■ DIRECTIONS FOR THIS TASK ■
Check every line below, and copy those that include "slower".
DATA TO PROCESS section start
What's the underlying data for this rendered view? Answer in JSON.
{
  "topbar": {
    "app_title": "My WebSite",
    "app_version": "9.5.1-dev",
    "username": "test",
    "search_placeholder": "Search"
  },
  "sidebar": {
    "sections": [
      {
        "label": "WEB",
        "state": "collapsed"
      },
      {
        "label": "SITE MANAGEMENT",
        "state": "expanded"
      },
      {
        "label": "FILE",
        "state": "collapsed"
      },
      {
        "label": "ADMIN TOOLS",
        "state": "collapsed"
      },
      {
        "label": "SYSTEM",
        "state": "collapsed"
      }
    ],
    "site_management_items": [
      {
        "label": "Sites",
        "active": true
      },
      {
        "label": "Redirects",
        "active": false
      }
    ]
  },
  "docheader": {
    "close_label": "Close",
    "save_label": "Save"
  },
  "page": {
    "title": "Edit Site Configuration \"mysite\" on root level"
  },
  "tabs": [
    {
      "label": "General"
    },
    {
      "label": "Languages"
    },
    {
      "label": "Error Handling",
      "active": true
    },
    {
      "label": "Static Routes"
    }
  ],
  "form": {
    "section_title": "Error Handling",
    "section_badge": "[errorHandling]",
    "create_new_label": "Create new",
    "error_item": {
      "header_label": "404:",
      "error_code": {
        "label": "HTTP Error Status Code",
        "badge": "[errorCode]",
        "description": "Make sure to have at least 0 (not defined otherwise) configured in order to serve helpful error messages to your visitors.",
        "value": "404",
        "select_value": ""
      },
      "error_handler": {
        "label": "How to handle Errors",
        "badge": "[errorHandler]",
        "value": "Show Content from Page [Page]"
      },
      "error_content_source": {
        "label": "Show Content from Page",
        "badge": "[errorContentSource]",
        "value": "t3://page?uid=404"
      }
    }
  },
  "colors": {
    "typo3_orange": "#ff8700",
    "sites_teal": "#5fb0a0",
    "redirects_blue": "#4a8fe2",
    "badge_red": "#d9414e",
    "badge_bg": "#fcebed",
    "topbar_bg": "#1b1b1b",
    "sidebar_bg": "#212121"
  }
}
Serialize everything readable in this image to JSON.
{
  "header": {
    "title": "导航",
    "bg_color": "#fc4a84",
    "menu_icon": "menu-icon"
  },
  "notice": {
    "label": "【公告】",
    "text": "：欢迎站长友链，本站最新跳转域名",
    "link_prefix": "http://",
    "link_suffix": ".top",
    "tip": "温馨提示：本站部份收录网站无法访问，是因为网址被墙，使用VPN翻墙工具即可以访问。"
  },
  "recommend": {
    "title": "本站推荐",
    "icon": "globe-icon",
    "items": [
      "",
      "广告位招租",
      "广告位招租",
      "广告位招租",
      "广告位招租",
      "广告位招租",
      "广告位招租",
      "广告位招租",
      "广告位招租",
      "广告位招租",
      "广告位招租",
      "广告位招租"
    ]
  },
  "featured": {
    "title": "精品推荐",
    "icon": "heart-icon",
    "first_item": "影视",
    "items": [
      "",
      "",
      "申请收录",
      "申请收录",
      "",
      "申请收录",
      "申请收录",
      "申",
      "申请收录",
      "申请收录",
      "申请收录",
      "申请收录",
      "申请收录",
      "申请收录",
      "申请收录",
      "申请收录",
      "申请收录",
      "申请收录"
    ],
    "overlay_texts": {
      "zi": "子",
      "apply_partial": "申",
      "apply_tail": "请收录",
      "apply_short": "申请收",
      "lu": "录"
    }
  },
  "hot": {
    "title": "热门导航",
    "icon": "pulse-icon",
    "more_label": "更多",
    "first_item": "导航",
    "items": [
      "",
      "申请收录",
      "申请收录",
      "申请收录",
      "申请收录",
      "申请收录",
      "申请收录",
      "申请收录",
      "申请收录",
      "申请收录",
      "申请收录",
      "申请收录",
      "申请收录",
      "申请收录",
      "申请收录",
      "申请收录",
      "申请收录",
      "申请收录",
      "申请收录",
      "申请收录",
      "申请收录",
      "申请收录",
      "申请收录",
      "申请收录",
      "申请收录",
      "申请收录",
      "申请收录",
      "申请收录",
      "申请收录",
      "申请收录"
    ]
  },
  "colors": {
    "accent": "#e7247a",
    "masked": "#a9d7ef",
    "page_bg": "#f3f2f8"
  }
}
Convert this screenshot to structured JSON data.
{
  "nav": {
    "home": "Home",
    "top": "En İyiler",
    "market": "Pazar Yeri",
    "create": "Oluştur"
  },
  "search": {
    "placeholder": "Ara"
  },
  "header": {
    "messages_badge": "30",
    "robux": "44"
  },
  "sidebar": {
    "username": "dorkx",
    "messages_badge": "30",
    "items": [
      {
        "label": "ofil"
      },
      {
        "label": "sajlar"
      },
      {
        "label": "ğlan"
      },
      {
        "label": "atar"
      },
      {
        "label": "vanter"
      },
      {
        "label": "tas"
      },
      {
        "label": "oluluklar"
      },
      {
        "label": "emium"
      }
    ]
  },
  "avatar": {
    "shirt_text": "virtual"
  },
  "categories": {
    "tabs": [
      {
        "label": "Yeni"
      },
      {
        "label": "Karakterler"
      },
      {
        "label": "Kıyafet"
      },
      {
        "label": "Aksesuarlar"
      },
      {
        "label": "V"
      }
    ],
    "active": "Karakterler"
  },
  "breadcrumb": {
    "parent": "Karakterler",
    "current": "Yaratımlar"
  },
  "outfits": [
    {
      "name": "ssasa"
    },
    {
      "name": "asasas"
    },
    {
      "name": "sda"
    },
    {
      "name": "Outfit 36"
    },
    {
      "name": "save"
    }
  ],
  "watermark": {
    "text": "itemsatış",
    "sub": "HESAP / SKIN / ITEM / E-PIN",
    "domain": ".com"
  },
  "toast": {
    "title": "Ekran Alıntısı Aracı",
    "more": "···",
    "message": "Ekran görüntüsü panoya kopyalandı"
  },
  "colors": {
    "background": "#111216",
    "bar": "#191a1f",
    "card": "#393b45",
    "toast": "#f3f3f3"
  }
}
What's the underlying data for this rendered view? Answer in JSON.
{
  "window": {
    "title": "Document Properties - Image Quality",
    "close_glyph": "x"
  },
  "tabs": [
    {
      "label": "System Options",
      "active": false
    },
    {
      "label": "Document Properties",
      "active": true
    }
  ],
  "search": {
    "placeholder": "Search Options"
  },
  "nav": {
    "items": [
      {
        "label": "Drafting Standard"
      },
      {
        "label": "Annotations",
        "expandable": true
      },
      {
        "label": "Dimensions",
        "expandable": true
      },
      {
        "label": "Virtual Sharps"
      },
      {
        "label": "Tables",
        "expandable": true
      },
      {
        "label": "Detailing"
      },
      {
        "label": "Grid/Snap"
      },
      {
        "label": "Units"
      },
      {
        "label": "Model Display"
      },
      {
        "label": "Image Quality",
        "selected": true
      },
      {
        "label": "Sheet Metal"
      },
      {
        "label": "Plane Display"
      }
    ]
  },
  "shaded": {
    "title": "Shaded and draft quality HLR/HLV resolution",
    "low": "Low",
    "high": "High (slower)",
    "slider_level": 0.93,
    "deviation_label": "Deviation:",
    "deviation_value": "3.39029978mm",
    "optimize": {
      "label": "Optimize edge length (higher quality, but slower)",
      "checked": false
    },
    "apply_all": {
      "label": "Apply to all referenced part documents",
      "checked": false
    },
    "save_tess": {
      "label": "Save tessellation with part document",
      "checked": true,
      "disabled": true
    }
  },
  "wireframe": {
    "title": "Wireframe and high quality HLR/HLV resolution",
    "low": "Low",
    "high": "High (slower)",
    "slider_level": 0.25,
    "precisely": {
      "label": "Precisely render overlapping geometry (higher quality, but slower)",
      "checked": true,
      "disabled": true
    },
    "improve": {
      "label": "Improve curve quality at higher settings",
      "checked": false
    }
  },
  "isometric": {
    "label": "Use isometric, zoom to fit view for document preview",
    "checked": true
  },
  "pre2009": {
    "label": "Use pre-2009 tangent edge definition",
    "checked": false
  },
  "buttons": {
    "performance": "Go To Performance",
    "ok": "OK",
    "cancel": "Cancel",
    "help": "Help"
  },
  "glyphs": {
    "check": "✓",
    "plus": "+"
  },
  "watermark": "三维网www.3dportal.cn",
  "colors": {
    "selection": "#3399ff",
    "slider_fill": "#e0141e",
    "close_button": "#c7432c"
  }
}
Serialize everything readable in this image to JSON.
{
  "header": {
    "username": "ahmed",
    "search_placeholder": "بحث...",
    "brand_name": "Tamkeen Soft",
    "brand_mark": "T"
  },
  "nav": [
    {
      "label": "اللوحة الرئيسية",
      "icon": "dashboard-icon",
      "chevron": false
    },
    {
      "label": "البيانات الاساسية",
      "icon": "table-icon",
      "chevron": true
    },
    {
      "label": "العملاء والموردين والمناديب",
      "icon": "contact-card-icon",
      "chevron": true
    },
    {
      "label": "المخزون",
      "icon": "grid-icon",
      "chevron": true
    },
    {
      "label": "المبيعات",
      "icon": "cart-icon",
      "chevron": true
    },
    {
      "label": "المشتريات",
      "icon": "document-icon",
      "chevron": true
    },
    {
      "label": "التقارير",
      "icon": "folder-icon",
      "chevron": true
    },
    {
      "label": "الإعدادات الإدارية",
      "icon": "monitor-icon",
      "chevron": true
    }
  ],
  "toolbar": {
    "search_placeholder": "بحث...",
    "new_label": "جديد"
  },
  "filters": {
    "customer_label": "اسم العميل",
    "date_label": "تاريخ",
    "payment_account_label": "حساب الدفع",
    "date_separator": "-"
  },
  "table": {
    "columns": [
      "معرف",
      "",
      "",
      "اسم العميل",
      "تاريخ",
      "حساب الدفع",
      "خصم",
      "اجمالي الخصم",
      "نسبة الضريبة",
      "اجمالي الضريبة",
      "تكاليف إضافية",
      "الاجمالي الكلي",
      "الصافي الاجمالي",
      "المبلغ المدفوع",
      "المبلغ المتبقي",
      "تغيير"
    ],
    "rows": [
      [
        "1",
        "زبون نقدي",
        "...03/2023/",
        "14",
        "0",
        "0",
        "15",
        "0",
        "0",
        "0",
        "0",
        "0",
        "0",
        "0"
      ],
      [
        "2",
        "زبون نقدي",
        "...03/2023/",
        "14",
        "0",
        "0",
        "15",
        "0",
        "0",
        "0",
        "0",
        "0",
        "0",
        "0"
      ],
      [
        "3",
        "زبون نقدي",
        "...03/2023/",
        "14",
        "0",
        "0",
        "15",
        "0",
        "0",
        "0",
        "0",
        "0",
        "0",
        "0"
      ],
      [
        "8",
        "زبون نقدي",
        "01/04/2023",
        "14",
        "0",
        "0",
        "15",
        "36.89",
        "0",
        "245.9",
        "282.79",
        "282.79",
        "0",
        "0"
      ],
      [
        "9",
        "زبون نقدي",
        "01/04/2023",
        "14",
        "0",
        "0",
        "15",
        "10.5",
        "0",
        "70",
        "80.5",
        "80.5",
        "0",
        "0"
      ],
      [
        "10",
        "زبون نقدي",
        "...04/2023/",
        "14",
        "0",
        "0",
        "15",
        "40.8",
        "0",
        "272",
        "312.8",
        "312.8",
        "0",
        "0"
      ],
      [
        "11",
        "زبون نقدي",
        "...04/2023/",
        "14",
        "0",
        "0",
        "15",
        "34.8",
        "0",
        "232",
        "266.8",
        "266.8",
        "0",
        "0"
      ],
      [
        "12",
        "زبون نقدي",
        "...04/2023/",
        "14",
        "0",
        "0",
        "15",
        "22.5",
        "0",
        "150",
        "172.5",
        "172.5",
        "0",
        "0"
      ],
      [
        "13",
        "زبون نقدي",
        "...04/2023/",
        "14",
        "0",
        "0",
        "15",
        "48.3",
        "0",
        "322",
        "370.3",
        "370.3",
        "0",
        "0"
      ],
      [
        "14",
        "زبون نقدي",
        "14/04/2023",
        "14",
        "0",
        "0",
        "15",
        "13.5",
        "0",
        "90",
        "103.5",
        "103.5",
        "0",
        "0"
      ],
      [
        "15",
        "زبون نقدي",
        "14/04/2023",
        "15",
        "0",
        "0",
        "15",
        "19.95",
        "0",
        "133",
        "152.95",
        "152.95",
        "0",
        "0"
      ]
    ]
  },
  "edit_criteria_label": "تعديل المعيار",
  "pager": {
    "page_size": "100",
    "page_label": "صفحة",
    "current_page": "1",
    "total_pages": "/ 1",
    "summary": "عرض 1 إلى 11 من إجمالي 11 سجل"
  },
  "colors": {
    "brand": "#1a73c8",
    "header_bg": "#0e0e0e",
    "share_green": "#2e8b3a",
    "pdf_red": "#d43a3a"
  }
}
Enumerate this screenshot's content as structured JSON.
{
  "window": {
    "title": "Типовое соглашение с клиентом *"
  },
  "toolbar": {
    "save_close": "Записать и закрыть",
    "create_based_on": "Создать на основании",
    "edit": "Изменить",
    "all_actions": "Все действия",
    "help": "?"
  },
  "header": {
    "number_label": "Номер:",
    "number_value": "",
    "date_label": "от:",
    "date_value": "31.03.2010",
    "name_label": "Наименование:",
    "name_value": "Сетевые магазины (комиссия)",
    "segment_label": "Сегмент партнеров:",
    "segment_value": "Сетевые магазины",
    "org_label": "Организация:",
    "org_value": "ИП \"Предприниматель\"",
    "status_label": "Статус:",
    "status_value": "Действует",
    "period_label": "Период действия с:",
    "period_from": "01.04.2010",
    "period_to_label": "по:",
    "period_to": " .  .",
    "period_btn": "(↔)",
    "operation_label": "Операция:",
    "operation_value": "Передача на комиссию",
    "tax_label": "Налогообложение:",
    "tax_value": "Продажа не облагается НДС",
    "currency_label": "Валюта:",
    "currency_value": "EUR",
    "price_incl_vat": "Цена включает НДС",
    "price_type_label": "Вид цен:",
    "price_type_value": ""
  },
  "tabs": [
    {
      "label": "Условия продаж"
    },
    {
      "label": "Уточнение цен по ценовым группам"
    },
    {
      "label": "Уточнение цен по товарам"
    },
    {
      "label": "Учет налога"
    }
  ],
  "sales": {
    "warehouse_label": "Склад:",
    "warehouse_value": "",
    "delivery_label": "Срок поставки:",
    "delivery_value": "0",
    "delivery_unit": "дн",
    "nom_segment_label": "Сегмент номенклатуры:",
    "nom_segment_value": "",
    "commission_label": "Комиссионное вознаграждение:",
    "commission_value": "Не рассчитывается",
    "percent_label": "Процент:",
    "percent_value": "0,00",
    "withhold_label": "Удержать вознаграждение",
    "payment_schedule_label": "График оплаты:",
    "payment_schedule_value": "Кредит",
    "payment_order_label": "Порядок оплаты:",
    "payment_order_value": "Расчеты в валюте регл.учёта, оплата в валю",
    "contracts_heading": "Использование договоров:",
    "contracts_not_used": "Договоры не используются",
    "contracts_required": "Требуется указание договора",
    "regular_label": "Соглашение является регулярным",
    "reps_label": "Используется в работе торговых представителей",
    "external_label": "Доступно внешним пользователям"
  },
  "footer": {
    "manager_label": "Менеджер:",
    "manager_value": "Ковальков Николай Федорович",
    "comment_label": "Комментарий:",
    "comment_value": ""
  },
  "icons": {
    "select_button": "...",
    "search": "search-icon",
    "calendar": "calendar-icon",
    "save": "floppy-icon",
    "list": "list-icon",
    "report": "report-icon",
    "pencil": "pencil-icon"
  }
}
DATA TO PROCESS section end
■ ANSWER FOR THIS EXERCISE ■
    "high": "High (slower)",
      "label": "Optimize edge length (higher quality, but slower)",
    "high": "High (slower)",
      "label": "Precisely render overlapping geometry (higher quality, but slower)",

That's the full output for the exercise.